Chocoholics, be afraid. Be very afraid. Peak chocolate is coming.
Soon, humanity's appetite for chocolate will increase to the point where there just isn't enough chocolate in the world to sustain it. Researchers and chocolatiers the world over are predicting a chocolate peak within 20 years, John Mason, of the Nature Conservation Research Council told The Independent:
"In 20 years chocolate will be like caviar. It will become so rare and so expensive that the average Joe just won't be able to afford it."
On of the main reasons for trouble in the chocolate trade is the collapse of the cacao farming industry. In the "cocoa basket" of West Africa cacao trees are dying off, cacao pods are being eaten by pests, and cultivation areas are being depleted of nutrients or are being taken over by more profitable crops, chocolatier Marc Demarquette explains to The Independent:
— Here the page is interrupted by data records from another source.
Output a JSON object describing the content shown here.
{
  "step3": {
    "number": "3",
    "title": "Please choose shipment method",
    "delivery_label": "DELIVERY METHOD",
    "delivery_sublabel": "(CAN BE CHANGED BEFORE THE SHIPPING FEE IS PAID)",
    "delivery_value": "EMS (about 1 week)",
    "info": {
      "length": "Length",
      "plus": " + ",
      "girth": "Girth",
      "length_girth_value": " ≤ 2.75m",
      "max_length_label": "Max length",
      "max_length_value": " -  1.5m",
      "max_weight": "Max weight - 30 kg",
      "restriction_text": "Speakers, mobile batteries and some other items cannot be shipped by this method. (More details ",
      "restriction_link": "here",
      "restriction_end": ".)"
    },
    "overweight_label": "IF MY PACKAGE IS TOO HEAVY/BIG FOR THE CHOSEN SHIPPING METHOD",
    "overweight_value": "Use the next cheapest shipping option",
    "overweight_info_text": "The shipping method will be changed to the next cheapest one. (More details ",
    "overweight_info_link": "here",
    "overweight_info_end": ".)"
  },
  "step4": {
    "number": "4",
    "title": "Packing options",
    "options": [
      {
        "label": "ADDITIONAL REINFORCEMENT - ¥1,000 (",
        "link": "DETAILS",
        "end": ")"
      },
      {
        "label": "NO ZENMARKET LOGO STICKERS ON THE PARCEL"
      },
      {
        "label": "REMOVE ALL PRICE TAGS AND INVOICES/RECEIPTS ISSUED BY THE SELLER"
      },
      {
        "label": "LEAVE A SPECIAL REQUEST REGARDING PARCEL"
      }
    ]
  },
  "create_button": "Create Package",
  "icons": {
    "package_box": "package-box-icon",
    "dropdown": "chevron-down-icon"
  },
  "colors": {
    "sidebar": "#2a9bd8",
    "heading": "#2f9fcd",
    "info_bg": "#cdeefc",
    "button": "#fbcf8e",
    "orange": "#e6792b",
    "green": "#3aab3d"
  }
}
"Production will have decreased within 20 years to the point where we won't see any more cheap bars in vending machines – unless they are made with carob instead of chocolate," he says. "It's because the growers in West Africa only see 2p for every 1 £ bar. Even if you double that, it's no incentive for the next generation – which rightly expects decent working conditions. Those young people are heading for the cities. They won't stay around just so schoolchildren and commuters can continue to get their quick fix."
The cacao trees themselves take about five years to mature, so they require farmers with patience and the resources for a long-term investment. Some chocolate companies are working to keep the crops growing by encouraging fair trade (Cadbury) and replanting trees (Nestle), but Mars believes that salvation could also come from left field: the chocolate genome.
Howard Yana-Shapiro, a researcher for Mars, is hoping to engineer new strains of the cacao tree that would provide yield more pods, would grow quicker, and/or would be pest resistant. These advanced trees could mean more cocoa could be produced on less land, and certain characteristics could be screened for, BBC News explains:
Now correlations between certain characteristics -- such as disease and drought resistance or higher proportions of healthier fats -- can be made in the field with the benefit of relatively inexpensive laboratory equipment. In this way, each region ensures it has strains that will produce the most, and the best, cocoa.
With any luck, researchers will be able to balance out the stresses on the finicky cacao crop by applying what they've learned from the sequencing of the cacao tree genome.
But peak panic has only just begun. Click through the gallery to see what other resources are running out.